**Exercise aim**
Every line of the data that contains the string "icon" must be copied.

**Dataset**
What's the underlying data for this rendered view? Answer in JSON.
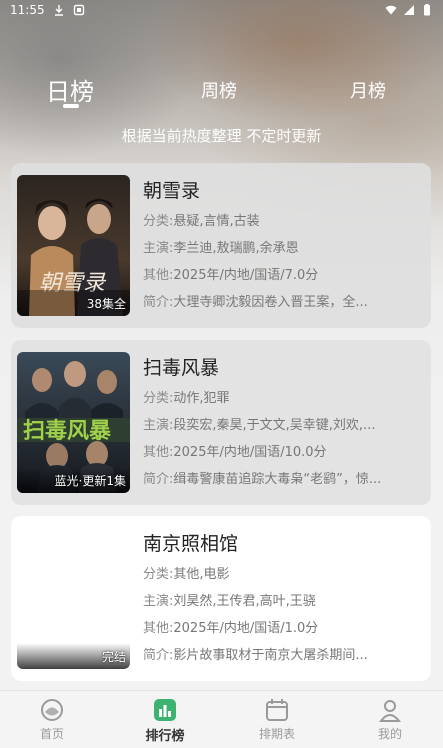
{
  "status_bar": {
    "time": "11:55"
  },
  "tabs": [
    {
      "label": "日榜",
      "active": true
    },
    {
      "label": "周榜",
      "active": false
    },
    {
      "label": "月榜",
      "active": false
    }
  ],
  "subtitle": "根据当前热度整理 不定时更新",
  "items": [
    {
      "title": "朝雪录",
      "badge": "38集全",
      "genre_label": "分类:",
      "genre": "悬疑,言情,古装",
      "cast_label": "主演:",
      "cast": "李兰迪,敖瑞鹏,余承恩",
      "other_label": "其他:",
      "other": "2025年/内地/国语/7.0分",
      "intro_label": "简介:",
      "intro": "大理寺卿沈毅因卷入晋王案，全..."
    },
    {
      "title": "扫毒风暴",
      "badge": "蓝光·更新1集",
      "genre_label": "分类:",
      "genre": "动作,犯罪",
      "cast_label": "主演:",
      "cast": "段奕宏,秦昊,于文文,吴幸键,刘欢,...",
      "other_label": "其他:",
      "other": "2025年/内地/国语/10.0分",
      "intro_label": "简介:",
      "intro": "缉毒警康苗追踪大毒枭“老鹞”，惊..."
    },
    {
      "title": "南京照相馆",
      "badge": "完结",
      "genre_label": "分类:",
      "genre": "其他,电影",
      "cast_label": "主演:",
      "cast": "刘昊然,王传君,高叶,王骁",
      "other_label": "其他:",
      "other": "2025年/内地/国语/1.0分",
      "intro_label": "简介:",
      "intro": "影片故事取材于南京大屠杀期间..."
    }
  ],
  "nav": [
    {
      "label": "首页",
      "icon": "home-icon",
      "active": false
    },
    {
      "label": "排行榜",
      "icon": "ranking-icon",
      "active": true
    },
    {
      "label": "排期表",
      "icon": "schedule-icon",
      "active": false
    },
    {
      "label": "我的",
      "icon": "profile-icon",
      "active": false
    }
  ],
  "colors": {
    "accent_green": "#3cb371",
    "text_dark": "#222222",
    "text_muted": "#777777"
  }
}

**Exercise answer**
      "icon": "home-icon",
      "icon": "ranking-icon",
      "icon": "schedule-icon",
      "icon": "profile-icon",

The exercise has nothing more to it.